Horse Respiratory Health in the Trailer
As the competition season ramps up, your horse might start spending a considerable amount of time in the trailer. Before you hit the road, chances are you’ll give the trailer a preliminary safety check in an effort to keep your horse safe and sound on the way to your destination.

But have you given the same consideration to your horse’s respiratory health? Even with the best intentions, you might inadvertently be neglecting an essential piece of your horse’s overall wellness.

Being exposed to ammonia while traveling can have devastating effects on the respiratory system. Ammonia irritates the lining of the airways, which can lead to complications as minor as coughs and nasal secretions, or as major as inflammatory airway disease (IAD) and recurrent airway obstruction (RAO), collectively known as equine asthma.

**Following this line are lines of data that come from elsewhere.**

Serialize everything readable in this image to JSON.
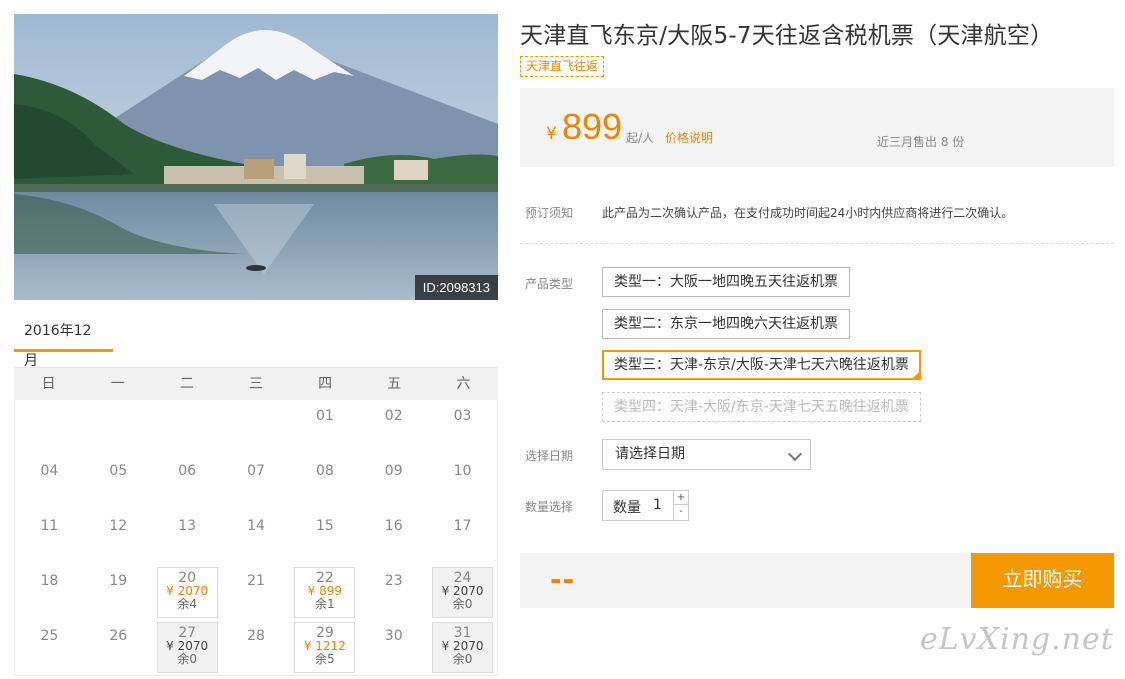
{
  "photo": {
    "id_label": "ID:2098313"
  },
  "calendar": {
    "month": "2016年12月",
    "weekdays": [
      "日",
      "一",
      "二",
      "三",
      "四",
      "五",
      "六"
    ],
    "weeks": [
      [
        {
          "d": ""
        },
        {
          "d": ""
        },
        {
          "d": ""
        },
        {
          "d": ""
        },
        {
          "d": "01"
        },
        {
          "d": "02"
        },
        {
          "d": "03"
        }
      ],
      [
        {
          "d": "04"
        },
        {
          "d": "05"
        },
        {
          "d": "06"
        },
        {
          "d": "07"
        },
        {
          "d": "08"
        },
        {
          "d": "09"
        },
        {
          "d": "10"
        }
      ],
      [
        {
          "d": "11"
        },
        {
          "d": "12"
        },
        {
          "d": "13"
        },
        {
          "d": "14"
        },
        {
          "d": "15"
        },
        {
          "d": "16"
        },
        {
          "d": "17"
        }
      ],
      [
        {
          "d": "18"
        },
        {
          "d": "19"
        },
        {
          "d": "20",
          "price": "¥ 2070",
          "remain": "余4",
          "style": "available"
        },
        {
          "d": "21"
        },
        {
          "d": "22",
          "price": "¥ 899",
          "remain": "余1",
          "style": "available"
        },
        {
          "d": "23"
        },
        {
          "d": "24",
          "price": "¥ 2070",
          "remain": "余0",
          "style": "soldout"
        }
      ],
      [
        {
          "d": "25"
        },
        {
          "d": "26"
        },
        {
          "d": "27",
          "price": "¥ 2070",
          "remain": "余0",
          "style": "soldout"
        },
        {
          "d": "28"
        },
        {
          "d": "29",
          "price": "¥ 1212",
          "remain": "余5",
          "style": "available"
        },
        {
          "d": "30"
        },
        {
          "d": "31",
          "price": "¥ 2070",
          "remain": "余0",
          "style": "soldout"
        }
      ]
    ]
  },
  "product": {
    "title": "天津直飞东京/大阪5-7天往返含税机票（天津航空）",
    "tag": "天津直飞往返",
    "price": {
      "currency": "¥",
      "amount": "899",
      "unit": "起/人",
      "explain_link": "价格说明",
      "sold": "近三月售出 8 份"
    },
    "notice": {
      "label": "预订须知",
      "text": "此产品为二次确认产品，在支付成功时间起24小时内供应商将进行二次确认。"
    },
    "types": {
      "label": "产品类型",
      "options": [
        {
          "text": "类型一：大阪一地四晚五天往返机票",
          "state": "normal"
        },
        {
          "text": "类型二：东京一地四晚六天往返机票",
          "state": "normal"
        },
        {
          "text": "类型三：天津-东京/大阪-天津七天六晚往返机票",
          "state": "selected"
        },
        {
          "text": "类型四：天津-大阪/东京-天津七天五晚往返机票",
          "state": "disabled"
        }
      ]
    },
    "date": {
      "label": "选择日期",
      "placeholder": "请选择日期"
    },
    "quantity": {
      "label": "数量选择",
      "field_label": "数量",
      "value": "1",
      "plus": "+",
      "minus": "-"
    },
    "total": "--",
    "buy_label": "立即购买"
  },
  "watermark": "eLvXing.net",
  "colors": {
    "accent": "#f39800",
    "price": "#f08300"
  }
}
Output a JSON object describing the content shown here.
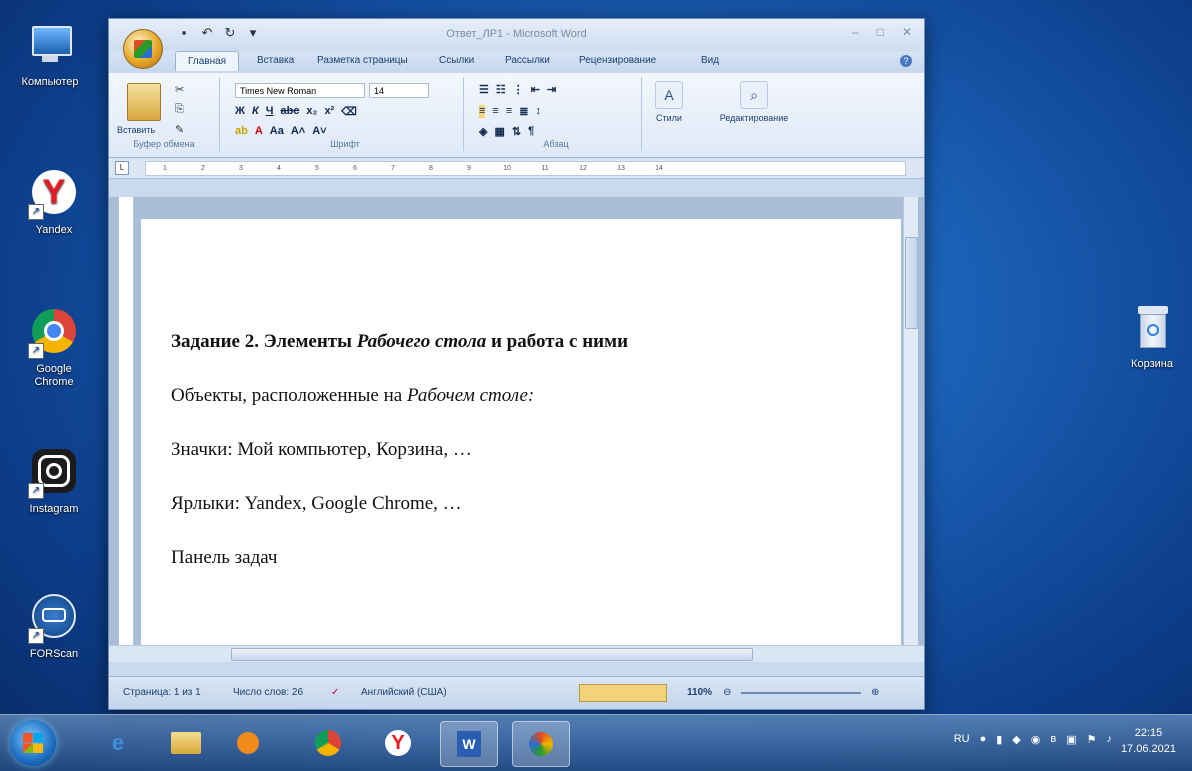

There are a number of ways to manage ammonia, but a multi-faceted approach is the best plan of attack. Ammonia control begins with proper ventilation—select a trailer with ample vents and windows, and leave as many open as possible during transport. But remember: Always refer to the manufacturers literature to determine which vents and windows are safe to leave open while travelling. Consistent circulation helps to remove ammonia as well as other toxic chemicals from the air.

Keeping the trailer clean between uses will certainly help to manage ammonia, but it might not be enough. Your horse creates high volumes of ammonia (secreted in both urine and manure) during the duration of the trailer ride.

Urine can seep down into the flooring (even into rubber mats) and can provide a constant source of ammonia, despite your best efforts. In order to completely remove ammonia from the trailer, consider using an ammonia-reducing product such as a commercial horse stall refresher.

A liberal application of horse stall refresher can help eliminate ammonia from the trailer and keep noxious gas at bay. It also absorbs moisture, making it helpful for controlling damp spots in trailers.

Trailering is stressful enough for your horse; remove respiratory stress from the equation. Keep your horses breathing easy and implement ammonia control procedures as part of your trailer care routine.